Sunday, March 10, 2013

Daylight Savings Mess

It's like this: people look at something like Daylight Savings Time, and they think, "My gosh, it's so inconvenient to run around the house and change all those clocks!" They don't know the half of it.

First, no one even owns a VCR anymore, so there's no need to figure out how to set the time on one of those things. (Hint: It's not possible--when they were manufactured in Japan they were all programmed to perpetually blink 12:00. Payback, you know.)

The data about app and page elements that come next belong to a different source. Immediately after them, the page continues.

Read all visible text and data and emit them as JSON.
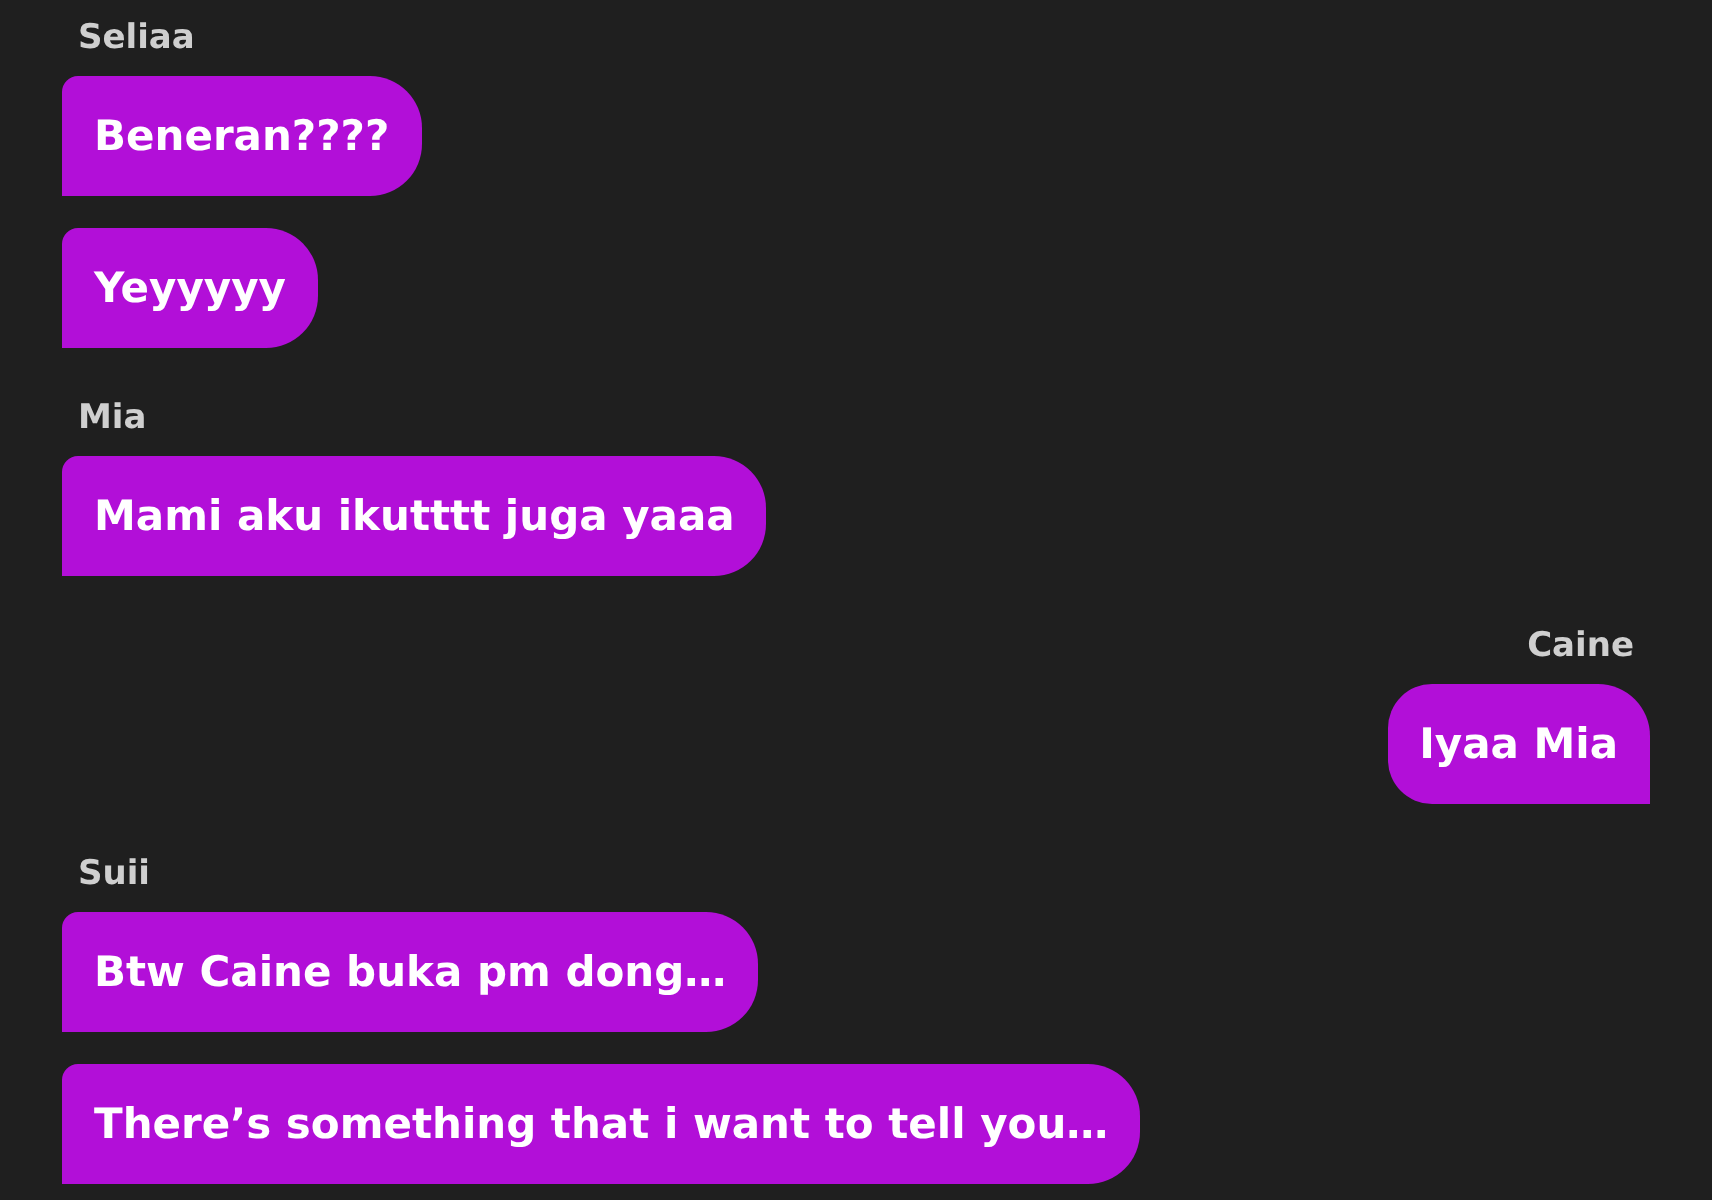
{
  "messages": [
    {
      "sender": "Seliaa",
      "kind": "incoming",
      "bubbles": [
        "Beneran????",
        "Yeyyyyy"
      ]
    },
    {
      "sender": "Mia",
      "kind": "incoming",
      "bubbles": [
        "Mami aku ikutttt juga yaaa"
      ]
    },
    {
      "sender": "Caine",
      "kind": "outgoing",
      "bubbles": [
        "Iyaa Mia"
      ]
    },
    {
      "sender": "Suii",
      "kind": "incoming",
      "bubbles": [
        "Btw Caine buka pm dong…",
        "There’s something that i want to tell you…"
      ]
    }
  ]
}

Second, the time change is a completely different experience when young children are involved. Early in my married life, when I had disposable income and tools scattered about my house, Spring Forward meant losing an hour of sleep on Sunday morning. Or it meant waking up at the normal time and then realizing it was really practically lunch time and I was a lazy slob.

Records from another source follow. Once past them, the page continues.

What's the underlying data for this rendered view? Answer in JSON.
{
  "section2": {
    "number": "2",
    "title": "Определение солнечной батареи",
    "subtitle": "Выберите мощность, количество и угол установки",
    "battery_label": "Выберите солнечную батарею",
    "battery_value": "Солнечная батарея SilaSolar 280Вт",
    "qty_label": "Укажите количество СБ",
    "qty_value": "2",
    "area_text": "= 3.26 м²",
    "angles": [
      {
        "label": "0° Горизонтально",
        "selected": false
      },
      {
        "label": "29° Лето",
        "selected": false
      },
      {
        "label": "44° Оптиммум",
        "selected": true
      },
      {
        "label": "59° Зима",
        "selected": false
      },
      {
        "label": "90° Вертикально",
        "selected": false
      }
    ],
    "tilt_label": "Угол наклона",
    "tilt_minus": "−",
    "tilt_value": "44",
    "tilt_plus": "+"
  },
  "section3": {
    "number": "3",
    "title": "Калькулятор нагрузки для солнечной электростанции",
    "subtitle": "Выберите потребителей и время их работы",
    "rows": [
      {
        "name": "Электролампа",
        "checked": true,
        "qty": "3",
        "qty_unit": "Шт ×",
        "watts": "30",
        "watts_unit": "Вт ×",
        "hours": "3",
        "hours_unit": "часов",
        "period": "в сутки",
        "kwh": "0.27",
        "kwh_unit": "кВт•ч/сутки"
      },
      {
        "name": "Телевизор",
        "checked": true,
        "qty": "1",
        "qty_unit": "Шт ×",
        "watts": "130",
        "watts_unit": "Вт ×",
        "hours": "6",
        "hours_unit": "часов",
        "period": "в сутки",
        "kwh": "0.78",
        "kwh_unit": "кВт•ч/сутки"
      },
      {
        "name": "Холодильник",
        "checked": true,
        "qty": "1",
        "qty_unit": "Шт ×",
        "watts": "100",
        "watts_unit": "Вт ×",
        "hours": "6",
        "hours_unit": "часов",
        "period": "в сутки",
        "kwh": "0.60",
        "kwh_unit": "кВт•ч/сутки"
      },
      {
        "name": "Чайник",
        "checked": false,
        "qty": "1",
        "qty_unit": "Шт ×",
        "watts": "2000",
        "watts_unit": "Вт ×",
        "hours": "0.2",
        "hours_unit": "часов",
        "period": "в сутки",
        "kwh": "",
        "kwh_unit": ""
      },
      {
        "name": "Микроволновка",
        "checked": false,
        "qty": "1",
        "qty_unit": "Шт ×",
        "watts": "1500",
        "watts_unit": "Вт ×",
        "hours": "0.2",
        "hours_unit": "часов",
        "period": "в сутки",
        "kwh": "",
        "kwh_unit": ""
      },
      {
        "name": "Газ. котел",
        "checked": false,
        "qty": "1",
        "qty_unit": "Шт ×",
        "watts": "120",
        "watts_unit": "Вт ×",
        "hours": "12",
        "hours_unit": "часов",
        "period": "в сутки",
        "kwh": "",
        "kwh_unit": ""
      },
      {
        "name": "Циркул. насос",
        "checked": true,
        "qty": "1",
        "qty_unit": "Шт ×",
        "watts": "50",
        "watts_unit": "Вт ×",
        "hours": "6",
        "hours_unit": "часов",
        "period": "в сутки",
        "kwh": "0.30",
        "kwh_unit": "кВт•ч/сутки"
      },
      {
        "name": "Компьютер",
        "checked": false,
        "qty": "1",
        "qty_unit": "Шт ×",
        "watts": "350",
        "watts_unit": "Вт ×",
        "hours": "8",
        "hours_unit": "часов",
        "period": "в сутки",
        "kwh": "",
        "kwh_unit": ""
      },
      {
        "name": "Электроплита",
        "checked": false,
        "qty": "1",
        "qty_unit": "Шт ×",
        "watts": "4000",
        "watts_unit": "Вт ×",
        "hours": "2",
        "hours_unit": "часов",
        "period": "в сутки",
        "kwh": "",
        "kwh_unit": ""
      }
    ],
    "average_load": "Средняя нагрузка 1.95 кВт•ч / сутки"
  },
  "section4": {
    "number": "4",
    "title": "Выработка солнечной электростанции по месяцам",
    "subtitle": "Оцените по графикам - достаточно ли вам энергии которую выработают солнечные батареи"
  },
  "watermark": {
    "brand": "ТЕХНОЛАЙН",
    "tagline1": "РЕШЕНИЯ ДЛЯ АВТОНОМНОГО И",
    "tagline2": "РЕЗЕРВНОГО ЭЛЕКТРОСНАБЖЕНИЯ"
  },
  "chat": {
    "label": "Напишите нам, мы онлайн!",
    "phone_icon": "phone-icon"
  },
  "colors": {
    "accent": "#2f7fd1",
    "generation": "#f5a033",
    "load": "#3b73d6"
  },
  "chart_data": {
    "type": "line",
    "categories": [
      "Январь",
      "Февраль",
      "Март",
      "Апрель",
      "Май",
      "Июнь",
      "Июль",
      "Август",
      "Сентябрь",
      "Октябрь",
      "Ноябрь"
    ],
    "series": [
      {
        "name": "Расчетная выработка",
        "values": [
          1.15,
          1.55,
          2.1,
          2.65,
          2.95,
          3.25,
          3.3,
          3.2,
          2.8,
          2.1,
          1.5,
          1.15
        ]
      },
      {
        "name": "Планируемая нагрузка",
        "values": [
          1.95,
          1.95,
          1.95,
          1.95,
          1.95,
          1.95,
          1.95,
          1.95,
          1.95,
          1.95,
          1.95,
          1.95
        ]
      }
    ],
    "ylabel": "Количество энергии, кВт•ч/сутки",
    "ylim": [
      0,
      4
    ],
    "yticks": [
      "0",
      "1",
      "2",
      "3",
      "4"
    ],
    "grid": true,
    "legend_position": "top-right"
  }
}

These days, it means that my children's biological clocks, which adjust to change about as well as the rudder of the Titanic did, are thrown off for at least a week afterward. It all starts off great on Sunday morning, when they don't come bounding into the bedroom (without knocking) until almost 8:00. But everything goes downhill from there. To make this easier to understand, I've documented it in timeline form below:

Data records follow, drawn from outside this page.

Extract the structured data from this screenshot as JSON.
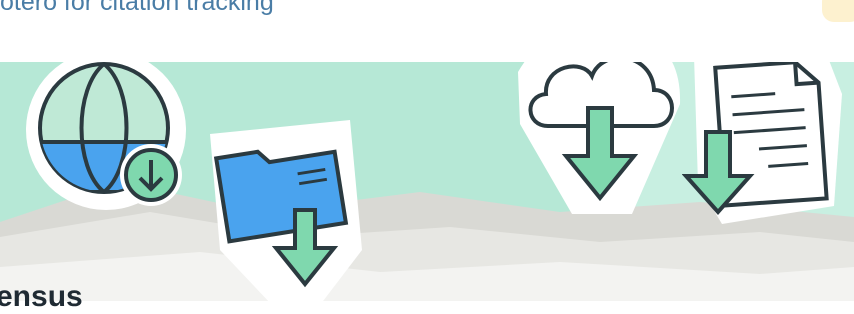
{
  "header": {
    "subtitle": "otero for citation tracking",
    "section_heading": "ensus"
  },
  "icons": [
    "globe-download-icon",
    "folder-download-icon",
    "cloud-download-icon",
    "document-download-icon"
  ],
  "colors": {
    "banner_mint": "#b6e8d6",
    "accent_blue": "#4aa3ee",
    "accent_green": "#7fd8ae",
    "outline": "#2b3a40",
    "subtitle_blue": "#4a7da6"
  }
}
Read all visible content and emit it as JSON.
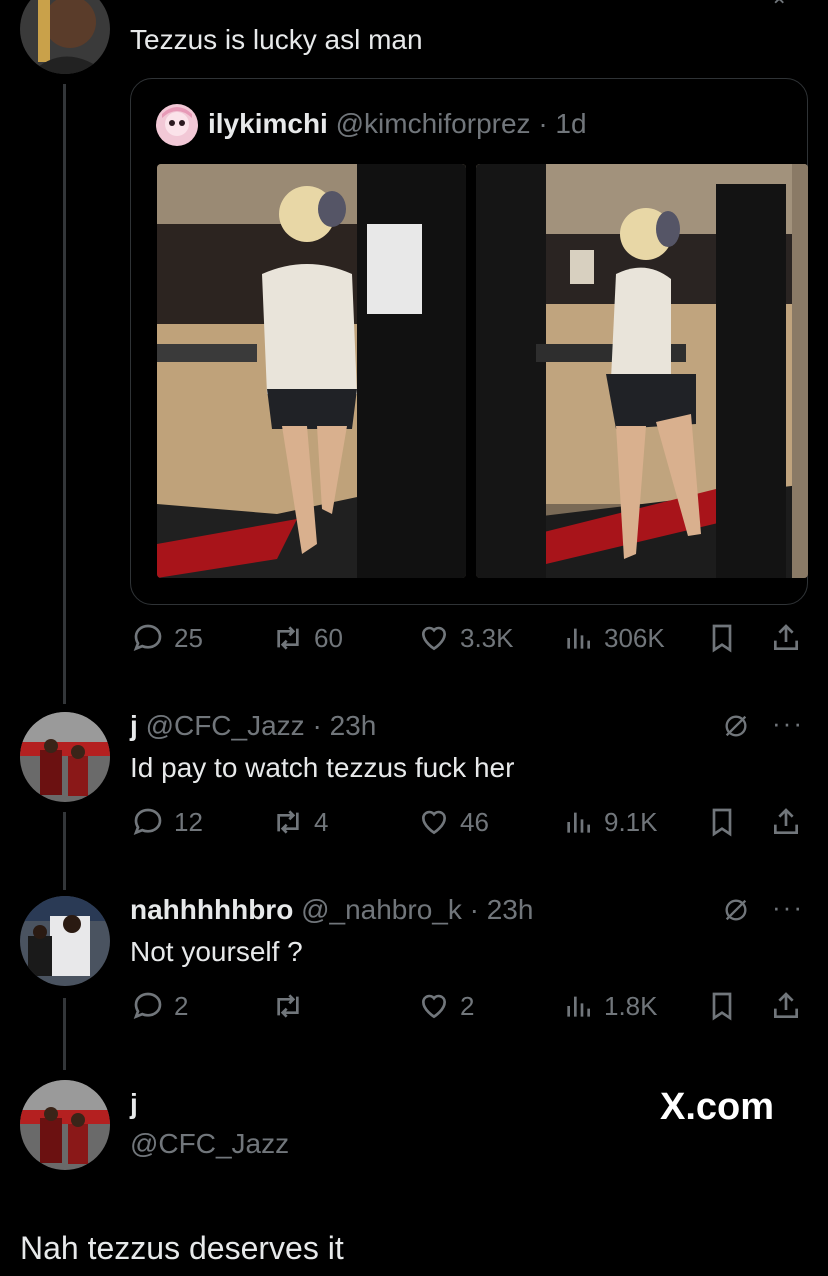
{
  "top_tweet": {
    "text": "Tezzus is lucky asl man"
  },
  "quoted": {
    "display_name": "ilykimchi",
    "handle": "@kimchiforprez",
    "time": "· 1d"
  },
  "top_actions": {
    "replies": "25",
    "reposts": "60",
    "likes": "3.3K",
    "views": "306K"
  },
  "reply1": {
    "display_name": "j",
    "handle": "@CFC_Jazz",
    "time": "· 23h",
    "text": "Id pay to watch tezzus fuck her",
    "replies": "12",
    "reposts": "4",
    "likes": "46",
    "views": "9.1K"
  },
  "reply2": {
    "display_name": "nahhhhhbro",
    "handle": "@_nahbro_k",
    "time": "· 23h",
    "text": "Not yourself ?",
    "replies": "2",
    "reposts": "",
    "likes": "2",
    "views": "1.8K"
  },
  "main_post": {
    "display_name": "j",
    "handle": "@CFC_Jazz",
    "text": "Nah tezzus deserves it"
  },
  "watermark": "X.com",
  "colors": {
    "background": "#000000",
    "text": "#e7e9ea",
    "muted": "#71767b",
    "border": "#2f3336"
  },
  "icons": [
    "reply-icon",
    "repost-icon",
    "like-icon",
    "views-icon",
    "bookmark-icon",
    "share-icon",
    "grok-icon",
    "more-icon"
  ]
}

10:30 am Day 1 of daylight savings:
What do you mean you're not hungry? We eat snack every day at this time.
Oh, wait, we don't.

1:00 pm Day 1 of daylight savings:
Why aren't you in your bed? It's rest time, just like very other day.
Oh, wait, it's not.

7:30 pm Day 1 of daylight savings:
Why are you jumping rope in the basement? It's your bed time.
Never mind, it's really not.

7:02 am Day 2 of daylight savings:
Seriously? Doesn't your body think it's 6:00 am? How are you awake already?

The days that follow are a mass of confusion: late bed times, early waking times, altered meal times. Eventually an equilibrium is reached wherein the kids go to bed later and wake up earlier, all in the name of keeping the lights off a few minutes longer in the evening.

I'm sure everything will made right in the fall though.